EXERCISE PROMPT: Check each line of the data below for the word "label", then extract the ones that have it.

SUPPLIED DATA START

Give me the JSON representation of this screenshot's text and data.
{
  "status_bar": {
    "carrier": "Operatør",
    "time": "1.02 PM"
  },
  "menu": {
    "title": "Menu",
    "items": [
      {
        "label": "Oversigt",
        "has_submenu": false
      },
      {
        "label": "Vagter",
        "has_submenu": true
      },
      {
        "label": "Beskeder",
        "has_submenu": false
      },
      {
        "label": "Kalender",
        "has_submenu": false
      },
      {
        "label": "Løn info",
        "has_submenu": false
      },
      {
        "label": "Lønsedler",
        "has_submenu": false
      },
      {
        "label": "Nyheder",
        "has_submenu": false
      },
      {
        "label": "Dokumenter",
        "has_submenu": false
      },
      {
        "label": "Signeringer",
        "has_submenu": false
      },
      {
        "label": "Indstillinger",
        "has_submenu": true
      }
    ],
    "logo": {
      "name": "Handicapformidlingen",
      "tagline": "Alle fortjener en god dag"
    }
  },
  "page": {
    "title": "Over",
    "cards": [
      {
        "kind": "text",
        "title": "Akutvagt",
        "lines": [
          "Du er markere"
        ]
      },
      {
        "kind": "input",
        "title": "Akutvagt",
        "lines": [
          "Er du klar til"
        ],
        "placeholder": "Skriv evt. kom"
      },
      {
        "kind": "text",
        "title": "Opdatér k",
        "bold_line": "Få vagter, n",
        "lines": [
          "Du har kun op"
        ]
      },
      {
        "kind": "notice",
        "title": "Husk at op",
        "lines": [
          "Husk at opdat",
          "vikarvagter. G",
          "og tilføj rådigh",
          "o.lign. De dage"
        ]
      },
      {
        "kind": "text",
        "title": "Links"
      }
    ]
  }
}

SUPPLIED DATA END

ANSWER FOR THE TASK:
        "label": "Oversigt",
        "label": "Vagter",
        "label": "Beskeder",
        "label": "Kalender",
        "label": "Løn info",
        "label": "Lønsedler",
        "label": "Nyheder",
        "label": "Dokumenter",
        "label": "Signeringer",
        "label": "Indstillinger",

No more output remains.